“Politicians and we in the media could learn so much from [students of the Panetta Policy Research] program. It’s essential graduates learn about public policy in this rational, interesting way. Leon and Sylvia are the best models of public service.”
Tom Brokaw limped to the stage when introduced, an effect from the cast on his leg from a broken ankle, which Sylvia paraphrased Brokaw as saying, while he was moderating a debate between Jerry Brown and Meg Whitman, “’Your state’s budget, like my ankle, is broken.’”
Brokaw took note of the actual awards, shaped like large crystal bowls: “I’ve always wanted a Pebble Beach martini glass.”

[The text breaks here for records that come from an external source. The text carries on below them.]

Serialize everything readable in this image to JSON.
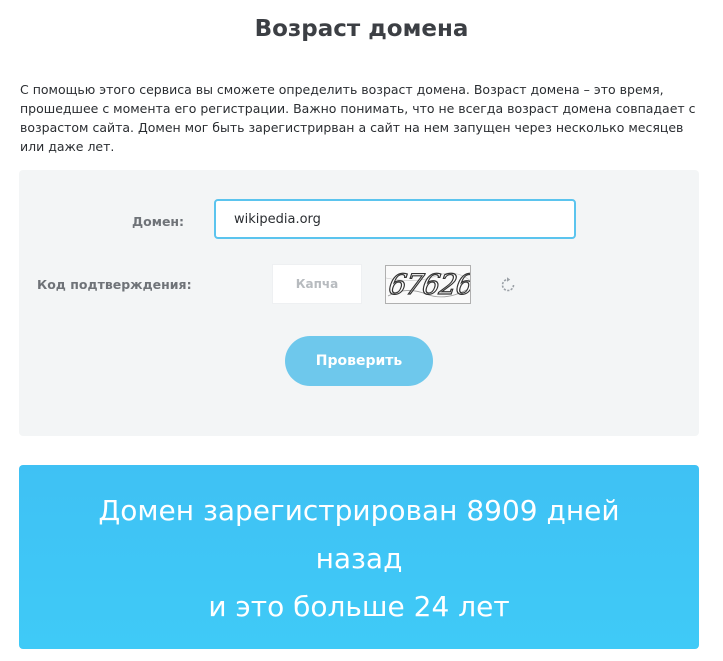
{
  "page": {
    "title": "Возраст домена",
    "intro": "С помощью этого сервиса вы сможете определить возраст домена. Возраст домена – это время, прошедшее с момента его регистрации. Важно понимать, что не всегда возраст домена совпадает с возрастом сайта. Домен мог быть зарегистрирван а сайт на нем запущен через несколько месяцев или даже лет."
  },
  "form": {
    "domain_label": "Домен:",
    "domain_value": "wikipedia.org",
    "captcha_label": "Код подтверждения:",
    "captcha_placeholder": "Капча",
    "captcha_image_text": "67626",
    "refresh_icon": "refresh-icon",
    "submit_label": "Проверить"
  },
  "result": {
    "line1": "Домен зарегистрирован 8909 дней",
    "line2": "назад",
    "line3": "и это больше 24 лет"
  },
  "colors": {
    "accent": "#5bc4ee",
    "button": "#6ec8ec",
    "result_background": "#3fc4f5",
    "panel_background": "#f3f5f6"
  }
}
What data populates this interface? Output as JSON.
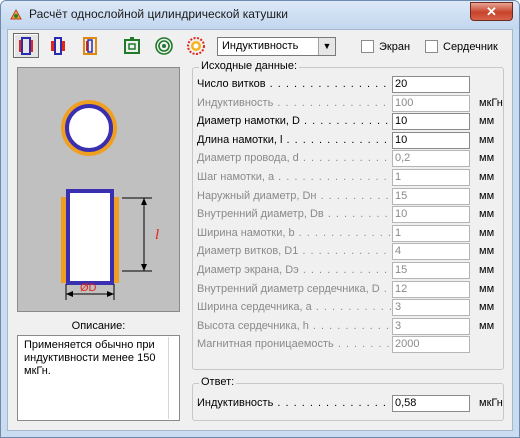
{
  "window": {
    "title": "Расчёт однослойной цилиндрической катушки",
    "close_label": "✕"
  },
  "toolbar": {
    "mode_select_value": "Индуктивность",
    "screen_label": "Экран",
    "core_label": "Сердечник",
    "screen_checked": false,
    "core_checked": false
  },
  "diagram": {
    "length_symbol": "l",
    "diameter_symbol": "ØD",
    "colors": {
      "winding": "#3a2fb0",
      "body": "#f0a020",
      "dimension": "#000000",
      "background": "#c0c0c0"
    }
  },
  "description": {
    "label": "Описание:",
    "text": "    Применяется обычно при индуктивности менее 150 мкГн."
  },
  "params": {
    "group_label": "Исходные данные:",
    "rows": [
      {
        "label": "Число витков",
        "value": "20",
        "unit": "",
        "enabled": true
      },
      {
        "label": "Индуктивность",
        "value": "100",
        "unit": "мкГн",
        "enabled": false
      },
      {
        "label": "Диаметр намотки, D",
        "value": "10",
        "unit": "мм",
        "enabled": true
      },
      {
        "label": "Длина намотки, l",
        "value": "10",
        "unit": "мм",
        "enabled": true
      },
      {
        "label": "Диаметр провода, d",
        "value": "0,2",
        "unit": "мм",
        "enabled": false
      },
      {
        "label": "Шаг намотки, a",
        "value": "1",
        "unit": "мм",
        "enabled": false
      },
      {
        "label": "Наружный диаметр, Dн",
        "value": "15",
        "unit": "мм",
        "enabled": false
      },
      {
        "label": "Внутренний диаметр, Dв",
        "value": "10",
        "unit": "мм",
        "enabled": false
      },
      {
        "label": "Ширина намотки, b",
        "value": "1",
        "unit": "мм",
        "enabled": false
      },
      {
        "label": "Диаметр витков, D1",
        "value": "4",
        "unit": "мм",
        "enabled": false
      },
      {
        "label": "Диаметр экрана, Dэ",
        "value": "15",
        "unit": "мм",
        "enabled": false
      },
      {
        "label": "Внутренний диаметр сердечника, D",
        "value": "12",
        "unit": "мм",
        "enabled": false
      },
      {
        "label": "Ширина сердечника, a",
        "value": "3",
        "unit": "мм",
        "enabled": false
      },
      {
        "label": "Высота сердечника, h",
        "value": "3",
        "unit": "мм",
        "enabled": false
      },
      {
        "label": "Магнитная проницаемость",
        "value": "2000",
        "unit": "",
        "enabled": false
      }
    ]
  },
  "answer": {
    "group_label": "Ответ:",
    "label": "Индуктивность",
    "value": "0,58",
    "unit": "мкГн"
  }
}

Then he took aim at Leon, saying that at other functions, attendees are often prompted to look under their plates for a number that denotes that they’ve won a prize; here, he said, “You get to pick which country to overthrow.”
He told the story of a stay at a Pebble Beach hotel with friend Peter Ueberroth, with both their young daughters in tow. He got a call from the front desk that the room next door had complained about the girls making a ruckus, which Brokaw’s wife denied. When they were leaving their room to check out, they saw the complainant: “It was someone I had known almost forever—your new governor, Jerry Brown. I said, ‘Jerry, how many times do I have to tell you? Get a life!’”
He reminisced about his early years in journalism, hanging out with other ambitious young journalists and “Republican and Democratic operatives” over “jug wine” and spaghetti dinners. But then his famous modulated voice dropped into a more somber timbre as he talked about young men and women from the “flinty hills of New England to the barrios of Texas” currently serving in Iraq and Afghanistan.
“They are less than one percent of the population, doing 100 percent of the fighting. It’s unjust to have these burdens born by these working class kids, and nothing is asked of the rest of us. The least we can do is figure out some other way to perform public service.
“We need to all think about stepping forward and re-enlisting as citizens.”
Heady stuff to lead into the coming four-course dinner.